What are the experiences and factors influencing nurses who deliver care to women undergoing medical abortion in a Scottish gynaecological ward?

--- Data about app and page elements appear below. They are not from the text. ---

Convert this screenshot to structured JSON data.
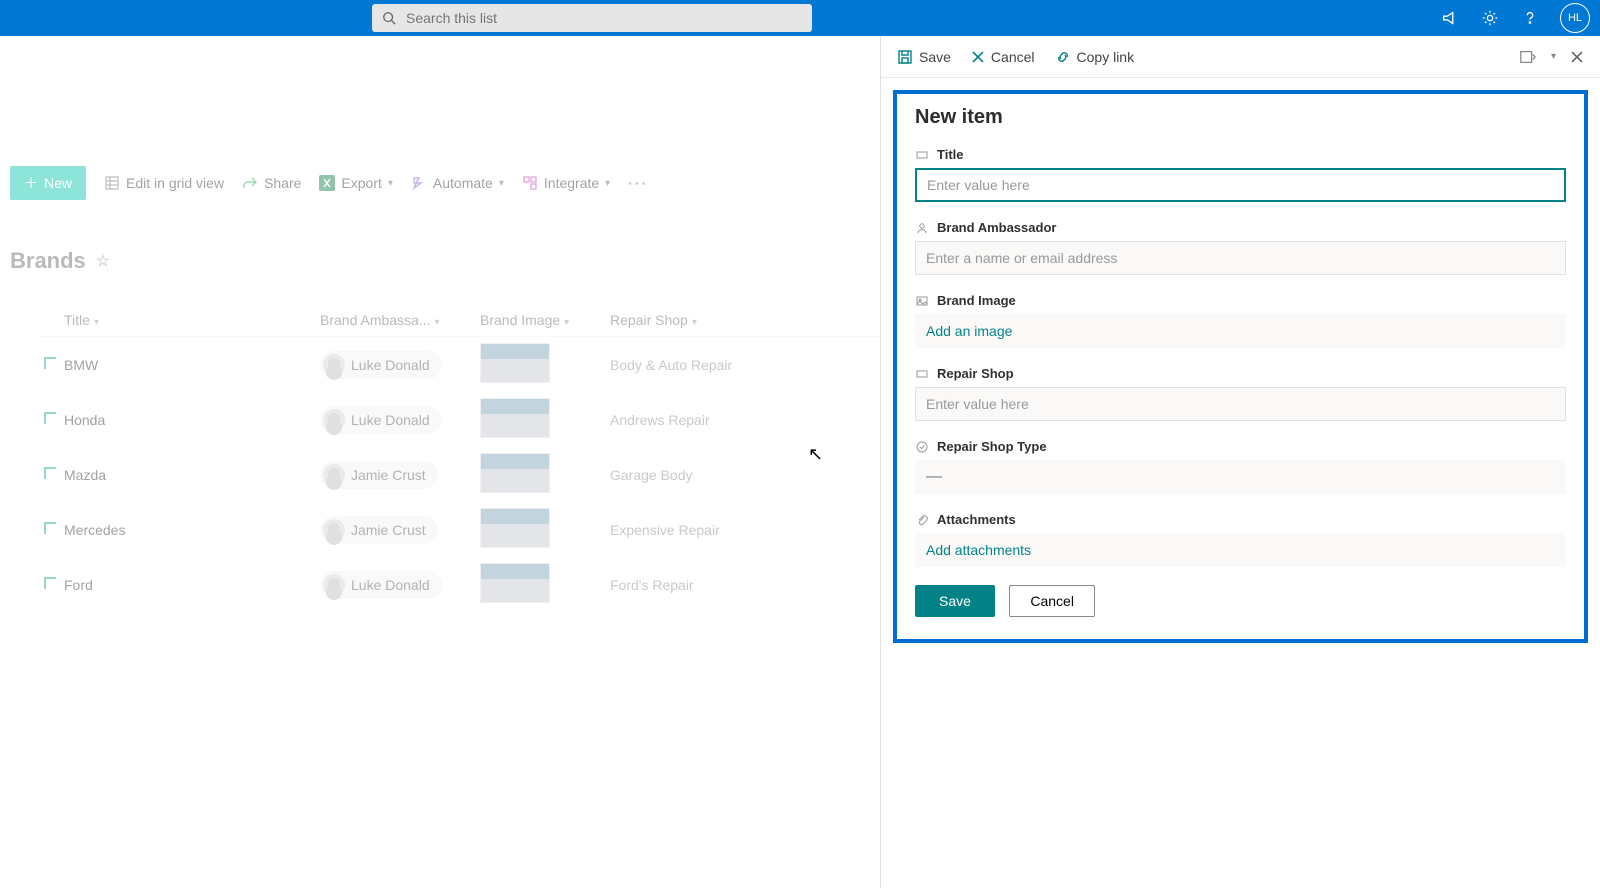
{
  "topbar": {
    "search_placeholder": "Search this list",
    "user_initials": "HL"
  },
  "cmdbar": {
    "new_btn": "New",
    "edit_grid": "Edit in grid view",
    "share": "Share",
    "export": "Export",
    "automate": "Automate",
    "integrate": "Integrate"
  },
  "list": {
    "title": "Brands",
    "columns": {
      "title": "Title",
      "ambassador": "Brand Ambassa...",
      "image": "Brand Image",
      "shop": "Repair Shop"
    },
    "rows": [
      {
        "title": "BMW",
        "ambassador": "Luke Donald",
        "shop": "Body & Auto Repair"
      },
      {
        "title": "Honda",
        "ambassador": "Luke Donald",
        "shop": "Andrews Repair"
      },
      {
        "title": "Mazda",
        "ambassador": "Jamie Crust",
        "shop": "Garage Body"
      },
      {
        "title": "Mercedes",
        "ambassador": "Jamie Crust",
        "shop": "Expensive Repair"
      },
      {
        "title": "Ford",
        "ambassador": "Luke Donald",
        "shop": "Ford's Repair"
      }
    ]
  },
  "panel": {
    "cmd": {
      "save": "Save",
      "cancel": "Cancel",
      "copy": "Copy link"
    },
    "heading": "New item",
    "fields": {
      "title_label": "Title",
      "title_placeholder": "Enter value here",
      "amb_label": "Brand Ambassador",
      "amb_placeholder": "Enter a name or email address",
      "img_label": "Brand Image",
      "img_action": "Add an image",
      "shop_label": "Repair Shop",
      "shop_placeholder": "Enter value here",
      "type_label": "Repair Shop Type",
      "type_value": "—",
      "attach_label": "Attachments",
      "attach_action": "Add attachments"
    },
    "buttons": {
      "save": "Save",
      "cancel": "Cancel"
    }
  }
}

Background Abortion has been a worldwide controversial topic for some time. As abortion procedures demand more of nurses, it is important to understand whether nurses are prepared to address the emotions, conflict, psychological affect and the accompanying issues of loss and death, both within themselves and women (Yang et al. 2015). It is also essential to research nurses’ attitudes towards abortion in order to determine if these attitudes might facilitate or restrict women’s access to abortion services (Mokgethi et al. 2006). Through a literature review, the findings suggest many factors influencing the care given to women undergoing abortion, and the psychological support that is needed for these nurses to function well within this role. Aims The research question that aims to add to this existing body of research is; ‘What are the experiences and factors influencing nurses who deliver care to women undergoing medical abortion in a gynaecological ward?’. The aims of this study are: (1) To explore the experiences and factors influencing nurses delivering care to women undergoing abortion in a gynaecological ward, (2) To gain insight into participants views of the psychological support they receive and if this can be improved, (3) To make recommendations to managers to assist with workforce development. This is an interpretive phenomenological study. Data collection This study will take place in a gynaecological ward over three months, to better understand the experiences of eight nurses using semi-structured interviews. Data analysis Stages will be followed to analyse data through interpretive phenomenological analysis. Interpretations, similarities and differences will be recorded from the responses. Findings will then be looked against the Person-centred Framework, to help make any suggestions for how woman-centred care and psychological support for nurses can be enhanced. Conclusion This woman-centred research will provide an awareness of the current culture that may be influencing how care is being delivered to women undergoing abortion, further providing relevant insights and ideas to improve the delivered care. Furthermore, nurses can form a balance between their own sense of values and their professional capabilities, relating to the prerequisites section of the Person centred Framework, leading to an improved standard of woman-centred care (McCormack and McCance 2016).